Panasonic Lumix LX3 in a Coolpix 5000 Ikelite housing

The Panasonic LX3 is a superior compact digital camera, potentially one of the absolute best for underwater photography.
The only problem being no-one apart from 10Bar made a housing for it.

Why is it such a good compact camera?

Only 10 megapixels
That's why the image quality is superior. Panasonic have resisted the mad megapixel competition, aiming for better image quality rather than a higher megapixel number. The more megapixels you try to squeeze out of a small sensor the worse the digital noise at higher ISO.

3 times zoom starting at 24mm
Not much of a zoom range, but that's why the lens is better. A large zoom range is not useful underwater. Panasonic uses Leica lenses, in fact the LX3 is pretty much just a rebadged Leica digital camera. The 24mm wide end of the zoom with 1cm closest focus is perfect for underwater photography

It's important to note that any lens wider than about 35mm (in film terms) needs a dome port to prevent unsharp and distorted corner detail.

3 inch LCD
Which is brilliant for viewing your images underwater.

Full control over all settings
For decent underwater photography you need to use manual exposure settings, or at least have control over the auto exposure settings.
As I use the LX3 in a housing designed for a different camera I can't change exposure settings. I can however pre-set the camera to use Aperture priority, select f/8 and dial in some minus exposure compensation. With the flash popped up shutter speed is limited to no longer than 1/30th sec, which is also desirable.
I use an external Inon Z220 strobe which has manual power adjustment. The Inon is triggered by fibre optic sync cord via the LX3 built-in flash.

What this means is that I can forget about the camera exposure. If there's plenty of ambient light it will under expose it by whatever minus EV I have set, but never use a shutter speed longer than 1/30th, and I have full manual control over the exposure from the strobe.

HD (720) video
HD video with the ability to pre-set exposure compensation. With most underwater video you need to underexpose by about 1 stop for more realistic results and the LX3 allows that.



Adapting the Coolpix 5000 housing
My first digital underwater setup was a Nikon Coolpix 5000 in an Ikelite housing which served me well for 5 years. The Coolpix rig doesn't get much use these days so I set about adapting the housing for the LX3.

I needed to shift the camera mounting-bolt hole so that the LX3 lens aligned correctly with the housing port hole and the camera was as far forward as possible. This involved unscrewing the camera base plate from the housing rear door and re-attaching it as far to the right (in this picture) as possible. Then I had to accurately drill a new mounting-bolt hole.

With the camera mounted in this position there was no vignetting of the 24mm lens using the dome port.

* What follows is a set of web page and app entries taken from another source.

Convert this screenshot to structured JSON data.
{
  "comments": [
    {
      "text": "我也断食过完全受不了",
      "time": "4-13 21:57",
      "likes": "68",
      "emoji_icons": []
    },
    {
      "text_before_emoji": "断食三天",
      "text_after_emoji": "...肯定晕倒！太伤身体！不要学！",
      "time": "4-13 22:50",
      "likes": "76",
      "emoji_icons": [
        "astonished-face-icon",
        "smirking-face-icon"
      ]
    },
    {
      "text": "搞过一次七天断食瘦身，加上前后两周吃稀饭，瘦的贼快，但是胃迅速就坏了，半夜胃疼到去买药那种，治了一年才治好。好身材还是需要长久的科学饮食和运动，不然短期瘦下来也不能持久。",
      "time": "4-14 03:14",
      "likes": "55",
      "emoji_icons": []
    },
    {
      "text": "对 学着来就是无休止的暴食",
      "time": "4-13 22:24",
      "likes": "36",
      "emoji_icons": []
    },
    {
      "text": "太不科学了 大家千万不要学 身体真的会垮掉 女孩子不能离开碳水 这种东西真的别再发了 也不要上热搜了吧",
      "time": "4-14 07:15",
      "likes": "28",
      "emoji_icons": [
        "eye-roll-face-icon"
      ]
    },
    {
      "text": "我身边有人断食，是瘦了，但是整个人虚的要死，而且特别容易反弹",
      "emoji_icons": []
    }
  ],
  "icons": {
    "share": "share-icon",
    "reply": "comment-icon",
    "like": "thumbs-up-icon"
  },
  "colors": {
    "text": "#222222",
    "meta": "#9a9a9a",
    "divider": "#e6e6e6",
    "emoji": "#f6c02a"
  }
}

The dome port gives sharp undistorted results right to the corners, which is actually much better than the Coolpix 5000.
I then needed to extend the shutter release lever to operate the camera. The extension knob was carved from an old nylon bread board.
The Inon external flash is triggered by a fibre-optic sync cord which is taped to the housing in front of the LX3 flash.

Some recent results

Jervis Bay - LX3 Aperture priority f/7.1, -0.7ev, manual strobe


Video from Point Lonsdale Victoria. -0.7ev, UK Light Cannon HID torch with 2 diffusers